Instructions to follow:
Extract the data exactly, missing nothing.
━━━ Information supplied
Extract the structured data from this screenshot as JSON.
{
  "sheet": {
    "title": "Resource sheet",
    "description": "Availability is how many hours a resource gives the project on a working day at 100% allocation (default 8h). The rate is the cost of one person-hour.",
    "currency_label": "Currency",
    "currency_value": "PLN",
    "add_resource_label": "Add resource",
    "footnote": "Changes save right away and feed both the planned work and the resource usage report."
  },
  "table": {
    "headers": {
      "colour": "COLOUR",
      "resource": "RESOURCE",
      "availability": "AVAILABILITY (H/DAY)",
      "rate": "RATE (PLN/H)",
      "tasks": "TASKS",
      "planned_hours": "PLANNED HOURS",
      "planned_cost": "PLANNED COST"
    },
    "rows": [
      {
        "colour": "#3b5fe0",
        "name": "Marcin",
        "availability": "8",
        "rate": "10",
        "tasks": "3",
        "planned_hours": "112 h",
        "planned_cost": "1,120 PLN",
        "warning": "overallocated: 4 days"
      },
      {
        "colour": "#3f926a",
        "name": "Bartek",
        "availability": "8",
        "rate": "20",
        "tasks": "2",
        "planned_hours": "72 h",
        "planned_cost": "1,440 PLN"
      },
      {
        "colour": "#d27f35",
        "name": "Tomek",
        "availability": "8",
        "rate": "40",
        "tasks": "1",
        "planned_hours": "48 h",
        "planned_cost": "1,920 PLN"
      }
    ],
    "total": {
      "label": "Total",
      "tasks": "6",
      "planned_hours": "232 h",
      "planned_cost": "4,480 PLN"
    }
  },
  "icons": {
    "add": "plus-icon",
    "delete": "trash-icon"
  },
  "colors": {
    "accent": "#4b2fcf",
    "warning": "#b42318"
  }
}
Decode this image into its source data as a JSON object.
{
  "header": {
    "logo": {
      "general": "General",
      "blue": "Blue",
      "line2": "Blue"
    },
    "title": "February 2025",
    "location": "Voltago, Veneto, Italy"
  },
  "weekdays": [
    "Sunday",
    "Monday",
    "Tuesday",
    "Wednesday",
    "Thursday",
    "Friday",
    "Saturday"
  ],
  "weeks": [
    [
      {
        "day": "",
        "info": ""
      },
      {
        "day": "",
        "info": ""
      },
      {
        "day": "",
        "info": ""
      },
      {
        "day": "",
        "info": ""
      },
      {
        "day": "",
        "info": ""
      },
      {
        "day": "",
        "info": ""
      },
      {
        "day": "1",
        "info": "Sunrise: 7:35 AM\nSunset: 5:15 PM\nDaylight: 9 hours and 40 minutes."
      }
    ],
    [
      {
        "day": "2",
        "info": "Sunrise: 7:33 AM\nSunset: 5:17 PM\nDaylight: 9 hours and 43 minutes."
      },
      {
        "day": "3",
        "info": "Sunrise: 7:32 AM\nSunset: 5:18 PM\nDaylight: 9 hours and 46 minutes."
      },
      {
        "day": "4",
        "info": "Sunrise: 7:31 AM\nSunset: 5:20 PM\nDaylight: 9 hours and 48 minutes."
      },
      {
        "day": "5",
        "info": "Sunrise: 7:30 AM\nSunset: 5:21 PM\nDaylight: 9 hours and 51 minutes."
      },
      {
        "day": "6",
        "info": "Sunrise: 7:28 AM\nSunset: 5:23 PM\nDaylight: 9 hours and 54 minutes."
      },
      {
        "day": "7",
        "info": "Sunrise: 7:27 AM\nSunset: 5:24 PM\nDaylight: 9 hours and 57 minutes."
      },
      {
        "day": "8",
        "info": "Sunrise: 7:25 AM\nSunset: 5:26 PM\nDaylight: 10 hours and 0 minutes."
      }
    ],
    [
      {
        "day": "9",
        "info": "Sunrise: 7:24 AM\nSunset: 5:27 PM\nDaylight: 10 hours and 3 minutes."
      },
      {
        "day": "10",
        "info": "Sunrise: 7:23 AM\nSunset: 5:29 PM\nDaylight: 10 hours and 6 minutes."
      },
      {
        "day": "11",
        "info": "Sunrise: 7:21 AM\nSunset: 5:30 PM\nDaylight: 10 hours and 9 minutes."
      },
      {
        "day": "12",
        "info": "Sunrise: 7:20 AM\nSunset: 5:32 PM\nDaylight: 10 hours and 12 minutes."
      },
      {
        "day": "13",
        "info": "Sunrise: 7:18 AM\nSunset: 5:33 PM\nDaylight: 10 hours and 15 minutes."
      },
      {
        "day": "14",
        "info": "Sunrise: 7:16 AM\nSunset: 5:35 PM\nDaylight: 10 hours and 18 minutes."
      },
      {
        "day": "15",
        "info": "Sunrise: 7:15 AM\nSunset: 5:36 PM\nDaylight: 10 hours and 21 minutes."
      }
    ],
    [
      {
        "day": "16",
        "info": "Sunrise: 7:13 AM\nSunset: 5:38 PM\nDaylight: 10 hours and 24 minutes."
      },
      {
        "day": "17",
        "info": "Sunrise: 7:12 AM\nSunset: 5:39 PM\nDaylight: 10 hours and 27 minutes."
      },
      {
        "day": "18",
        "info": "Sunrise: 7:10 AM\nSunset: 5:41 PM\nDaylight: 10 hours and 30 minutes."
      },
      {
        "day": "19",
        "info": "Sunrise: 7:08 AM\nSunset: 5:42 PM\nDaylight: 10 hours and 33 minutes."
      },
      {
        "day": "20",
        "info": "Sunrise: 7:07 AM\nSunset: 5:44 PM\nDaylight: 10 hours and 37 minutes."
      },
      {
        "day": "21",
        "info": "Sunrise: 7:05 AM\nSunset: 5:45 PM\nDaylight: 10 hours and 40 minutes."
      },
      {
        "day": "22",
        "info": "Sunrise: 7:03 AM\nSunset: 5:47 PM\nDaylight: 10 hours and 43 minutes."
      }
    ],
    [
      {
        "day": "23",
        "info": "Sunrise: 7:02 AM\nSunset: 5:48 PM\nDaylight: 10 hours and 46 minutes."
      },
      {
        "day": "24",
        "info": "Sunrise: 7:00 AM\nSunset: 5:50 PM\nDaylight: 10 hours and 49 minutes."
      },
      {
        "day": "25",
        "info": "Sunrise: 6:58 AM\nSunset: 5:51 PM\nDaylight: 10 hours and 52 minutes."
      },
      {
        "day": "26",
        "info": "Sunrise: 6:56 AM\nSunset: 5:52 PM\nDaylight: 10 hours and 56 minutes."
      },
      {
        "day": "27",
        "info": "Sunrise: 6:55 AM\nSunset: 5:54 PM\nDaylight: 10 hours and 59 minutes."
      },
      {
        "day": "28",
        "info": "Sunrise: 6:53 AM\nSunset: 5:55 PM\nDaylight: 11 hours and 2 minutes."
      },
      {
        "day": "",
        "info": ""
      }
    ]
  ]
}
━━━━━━
Your solution:
Extract the structured data from this screenshot as JSON.
{
  "sheet": {
    "title": "Resource sheet",
    "description": "Availability is how many hours a resource gives the project on a working day at 100% allocation (default 8h). The rate is the cost of one person-hour.",
    "currency_label": "Currency",
    "currency_value": "PLN",
    "add_resource_label": "Add resource",
    "footnote": "Changes save right away and feed both the planned work and the resource usage report."
  },
  "table": {
    "headers": {
      "colour": "COLOUR",
      "resource": "RESOURCE",
      "availability": "AVAILABILITY (H/DAY)",
      "rate": "RATE (PLN/H)",
      "tasks": "TASKS",
      "planned_hours": "PLANNED HOURS",
      "planned_cost": "PLANNED COST"
    },
    "rows": [
      {
        "colour": "#3b5fe0",
        "name": "Marcin",
        "availability": "8",
        "rate": "10",
        "tasks": "3",
        "planned_hours": "112 h",
        "planned_cost": "1,120 PLN",
        "warning": "overallocated: 4 days"
      },
      {
        "colour": "#3f926a",
        "name": "Bartek",
        "availability": "8",
        "rate": "20",
        "tasks": "2",
        "planned_hours": "72 h",
        "planned_cost": "1,440 PLN"
      },
      {
        "colour": "#d27f35",
        "name": "Tomek",
        "availability": "8",
        "rate": "40",
        "tasks": "1",
        "planned_hours": "48 h",
        "planned_cost": "1,920 PLN"
      }
    ],
    "total": {
      "label": "Total",
      "tasks": "6",
      "planned_hours": "232 h",
      "planned_cost": "4,480 PLN"
    }
  },
  "icons": {
    "add": "plus-icon",
    "delete": "trash-icon"
  },
  "colors": {
    "accent": "#4b2fcf",
    "warning": "#b42318"
  }
}
Decode this image into its source data as a JSON object.
{
  "header": {
    "logo": {
      "general": "General",
      "blue": "Blue",
      "line2": "Blue"
    },
    "title": "February 2025",
    "location": "Voltago, Veneto, Italy"
  },
  "weekdays": [
    "Sunday",
    "Monday",
    "Tuesday",
    "Wednesday",
    "Thursday",
    "Friday",
    "Saturday"
  ],
  "weeks": [
    [
      {
        "day": "",
        "info": ""
      },
      {
        "day": "",
        "info": ""
      },
      {
        "day": "",
        "info": ""
      },
      {
        "day": "",
        "info": ""
      },
      {
        "day": "",
        "info": ""
      },
      {
        "day": "",
        "info": ""
      },
      {
        "day": "1",
        "info": "Sunrise: 7:35 AM\nSunset: 5:15 PM\nDaylight: 9 hours and 40 minutes."
      }
    ],
    [
      {
        "day": "2",
        "info": "Sunrise: 7:33 AM\nSunset: 5:17 PM\nDaylight: 9 hours and 43 minutes."
      },
      {
        "day": "3",
        "info": "Sunrise: 7:32 AM\nSunset: 5:18 PM\nDaylight: 9 hours and 46 minutes."
      },
      {
        "day": "4",
        "info": "Sunrise: 7:31 AM\nSunset: 5:20 PM\nDaylight: 9 hours and 48 minutes."
      },
      {
        "day": "5",
        "info": "Sunrise: 7:30 AM\nSunset: 5:21 PM\nDaylight: 9 hours and 51 minutes."
      },
      {
        "day": "6",
        "info": "Sunrise: 7:28 AM\nSunset: 5:23 PM\nDaylight: 9 hours and 54 minutes."
      },
      {
        "day": "7",
        "info": "Sunrise: 7:27 AM\nSunset: 5:24 PM\nDaylight: 9 hours and 57 minutes."
      },
      {
        "day": "8",
        "info": "Sunrise: 7:25 AM\nSunset: 5:26 PM\nDaylight: 10 hours and 0 minutes."
      }
    ],
    [
      {
        "day": "9",
        "info": "Sunrise: 7:24 AM\nSunset: 5:27 PM\nDaylight: 10 hours and 3 minutes."
      },
      {
        "day": "10",
        "info": "Sunrise: 7:23 AM\nSunset: 5:29 PM\nDaylight: 10 hours and 6 minutes."
      },
      {
        "day": "11",
        "info": "Sunrise: 7:21 AM\nSunset: 5:30 PM\nDaylight: 10 hours and 9 minutes."
      },
      {
        "day": "12",
        "info": "Sunrise: 7:20 AM\nSunset: 5:32 PM\nDaylight: 10 hours and 12 minutes."
      },
      {
        "day": "13",
        "info": "Sunrise: 7:18 AM\nSunset: 5:33 PM\nDaylight: 10 hours and 15 minutes."
      },
      {
        "day": "14",
        "info": "Sunrise: 7:16 AM\nSunset: 5:35 PM\nDaylight: 10 hours and 18 minutes."
      },
      {
        "day": "15",
        "info": "Sunrise: 7:15 AM\nSunset: 5:36 PM\nDaylight: 10 hours and 21 minutes."
      }
    ],
    [
      {
        "day": "16",
        "info": "Sunrise: 7:13 AM\nSunset: 5:38 PM\nDaylight: 10 hours and 24 minutes."
      },
      {
        "day": "17",
        "info": "Sunrise: 7:12 AM\nSunset: 5:39 PM\nDaylight: 10 hours and 27 minutes."
      },
      {
        "day": "18",
        "info": "Sunrise: 7:10 AM\nSunset: 5:41 PM\nDaylight: 10 hours and 30 minutes."
      },
      {
        "day": "19",
        "info": "Sunrise: 7:08 AM\nSunset: 5:42 PM\nDaylight: 10 hours and 33 minutes."
      },
      {
        "day": "20",
        "info": "Sunrise: 7:07 AM\nSunset: 5:44 PM\nDaylight: 10 hours and 37 minutes."
      },
      {
        "day": "21",
        "info": "Sunrise: 7:05 AM\nSunset: 5:45 PM\nDaylight: 10 hours and 40 minutes."
      },
      {
        "day": "22",
        "info": "Sunrise: 7:03 AM\nSunset: 5:47 PM\nDaylight: 10 hours and 43 minutes."
      }
    ],
    [
      {
        "day": "23",
        "info": "Sunrise: 7:02 AM\nSunset: 5:48 PM\nDaylight: 10 hours and 46 minutes."
      },
      {
        "day": "24",
        "info": "Sunrise: 7:00 AM\nSunset: 5:50 PM\nDaylight: 10 hours and 49 minutes."
      },
      {
        "day": "25",
        "info": "Sunrise: 6:58 AM\nSunset: 5:51 PM\nDaylight: 10 hours and 52 minutes."
      },
      {
        "day": "26",
        "info": "Sunrise: 6:56 AM\nSunset: 5:52 PM\nDaylight: 10 hours and 56 minutes."
      },
      {
        "day": "27",
        "info": "Sunrise: 6:55 AM\nSunset: 5:54 PM\nDaylight: 10 hours and 59 minutes."
      },
      {
        "day": "28",
        "info": "Sunrise: 6:53 AM\nSunset: 5:55 PM\nDaylight: 11 hours and 2 minutes."
      },
      {
        "day": "",
        "info": ""
      }
    ]
  ]
}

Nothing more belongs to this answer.